Peripheral Vascular Disease
Peripheral Vascular Disease (PVD) is a spectrum of diseases affecting the different arteries of the body. The most common forms of PVD effect the arteries of the legs (Peripheral Artery Disease or PAD) and the arteries of the neck (Carotid Artery Stenosis or CAS).
Both of these diseases are caused by a build up of plaque in the arteries causing the blockage of blood flow. As both PAD and CAS can be asymptomatic, it is important to recognize those people at elevated risk. If you are a current or former smoker, have high blood pressure, high cholesterol, diabetes, or coronary artery disease, you are at risk of having PAD or CAS.
PAD is a very common disease affecting 8-12 million Americans.

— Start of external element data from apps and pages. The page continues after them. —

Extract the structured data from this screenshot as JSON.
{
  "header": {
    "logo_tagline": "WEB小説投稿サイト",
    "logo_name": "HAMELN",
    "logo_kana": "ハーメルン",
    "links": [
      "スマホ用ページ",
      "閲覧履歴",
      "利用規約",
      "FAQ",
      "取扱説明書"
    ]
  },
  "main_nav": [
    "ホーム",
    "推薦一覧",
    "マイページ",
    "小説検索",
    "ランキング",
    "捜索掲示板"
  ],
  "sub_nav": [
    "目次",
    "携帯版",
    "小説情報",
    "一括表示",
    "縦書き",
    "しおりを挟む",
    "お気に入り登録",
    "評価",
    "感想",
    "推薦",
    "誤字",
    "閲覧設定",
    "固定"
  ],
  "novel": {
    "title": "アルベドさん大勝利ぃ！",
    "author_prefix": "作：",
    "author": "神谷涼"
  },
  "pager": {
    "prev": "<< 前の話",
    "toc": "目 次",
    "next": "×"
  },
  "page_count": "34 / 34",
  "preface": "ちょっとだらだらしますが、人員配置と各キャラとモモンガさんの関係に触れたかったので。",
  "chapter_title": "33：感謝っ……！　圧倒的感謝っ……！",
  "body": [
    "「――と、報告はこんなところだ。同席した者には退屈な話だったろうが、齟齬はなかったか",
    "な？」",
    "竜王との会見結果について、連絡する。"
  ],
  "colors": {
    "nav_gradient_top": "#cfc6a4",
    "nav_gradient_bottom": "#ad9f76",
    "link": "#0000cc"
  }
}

Typically, people with PAD experience cramping or pain in the legs or feet with walking. This is called claudication. If you have claudication or any of the risk factors mentioned above, you should speak to your doctor. Generally, your doctor will order a test measuring the blood pressure in your arms and your ankles, called an Ankle-Brachial Index or ABI.
CAS is a disease that increases the risk of having a stroke. If you have experienced stroke-like symptoms (such as slurred speech, drooping facing, weakness in the arms or legs) or have any of the risk factors mentioned above, you should speak to your doctor. Typically your doctor will order an ultrasound of the arteries of your neck called a Carotid Artery Ultrasound.